Flight Ops

Flight Ops

Monday, May 04, 2015

Iran Strikes Back II: Lawfare and the Iranian "Ship-napping"

A couple of good legal analyses of the Iranian grab of the chartered vessel Maersk Tigris (as initially discussed at Iran Strikes Back: "Iranian Navy fires at, boards commercial container ship").

Both are worth reading to get a flavor of how Iran is attempting to mask the issue of its illegal "ship-nap" in a flurry of legalistic mumbo jumbo.

First is James Kraska's piece at Defense One, "Iran’s Disingenuous Approach To Maritime Law":
Even assuming that the regime of innocent passage applied to the Maersk Tigris, however, Iran’s seizure was still unlawful. Tehran is trying to replace the package deal of the law of the sea with a cafeteria-style selection of favored provisions and rejection of others that benefit and protect the international community. This conduct is of a familiar style and pattern for the regime in Iran, and an indictment on its ability to implement international law in good faith.
Second is Eugene Kontorovich's discussion in the Washington Post/The Volokh Conspiracy, Iran’s legal claims for seizing the Maersk Tigris:
. . . . Iran’s seizure clearly violates international law, and one might add, a branch of international law that is ordinarily well-respected, and quite fundamental for global commerce. Moreover, no maritime lien gives Iran any authority to detain the crew.

Given the flagrant breach of international law, there seems to be a surprising silence from the “international community” and proponents of global governance. . . .
Well, illegal it may be, but Iran holds the trump card - it has the ship and its crew.

It also has its own courts to rule on its actions in grabbing the ship.
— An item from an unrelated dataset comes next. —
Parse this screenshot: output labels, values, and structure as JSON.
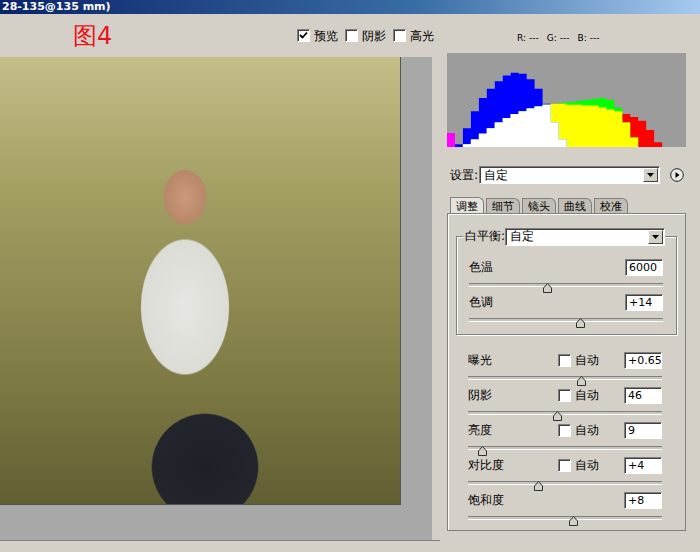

And it knows, as I pointed out in my first post on this matter, that that no one, including the U.S.
is ready to go to shooting war over this sort of action.
In its asymmetric battle against the "west", Iran is compelled to lie about almost everything, almost all the time. Clearly, Iran has its internal reasons for some of the embellishments it puts on the matters it is involved in. If they manage to fool a few Westerners along the way - well, so much the better. Grabbing ships at sea - that requires a new level in lying. Sort of a "step up" in bald-faced prevarication. Much like Putin in Russia . . .

But just like the "lawfare" being waged by the Chinese in the South China Sea or, on occasion, by the North Koreans, this new asymmetric approach is like the "big lie" practices of past thugs and dictators - meant to fool most of the people, most of the time, while concealing the mean spirit that animates it. If you like, it's nibbling around the edges of real war.
USN photo by MC2 Oki

In the case of the Strait of Hormuz, it now mandates an active escort system for U.S. flagged ships. And that means more work for an already too small fleet.  Those U.S. Navy patrol ships in the photo above are being used as escorts. They are about 20 years old and will need replacing soon.
By its actions, Iran has set up a very dangerous environment in which a shooting war is more likely.

All couched in nice legalistic nonsense.

The question is, of course, who will do anything about this "illegal act?"


  1. Anonymous3:16 PM

    While I'm not a fan of the LCS, is the Straits of Hormuz supposed to the right place for deploying them? I guess it would help if they ever got some weapons...

  2. Anonymous8:24 PM

    If things turn hot, those PCs and lonely few DDGs in the vicinity will not survive the swarms of Iranian small boats unscathed. We need a better plan.

  3. Anonymous9:55 PM

    We only need to read your quote from the top of your blog to know why Iran, Russia, North Korea, and China are able to break international law with impunity.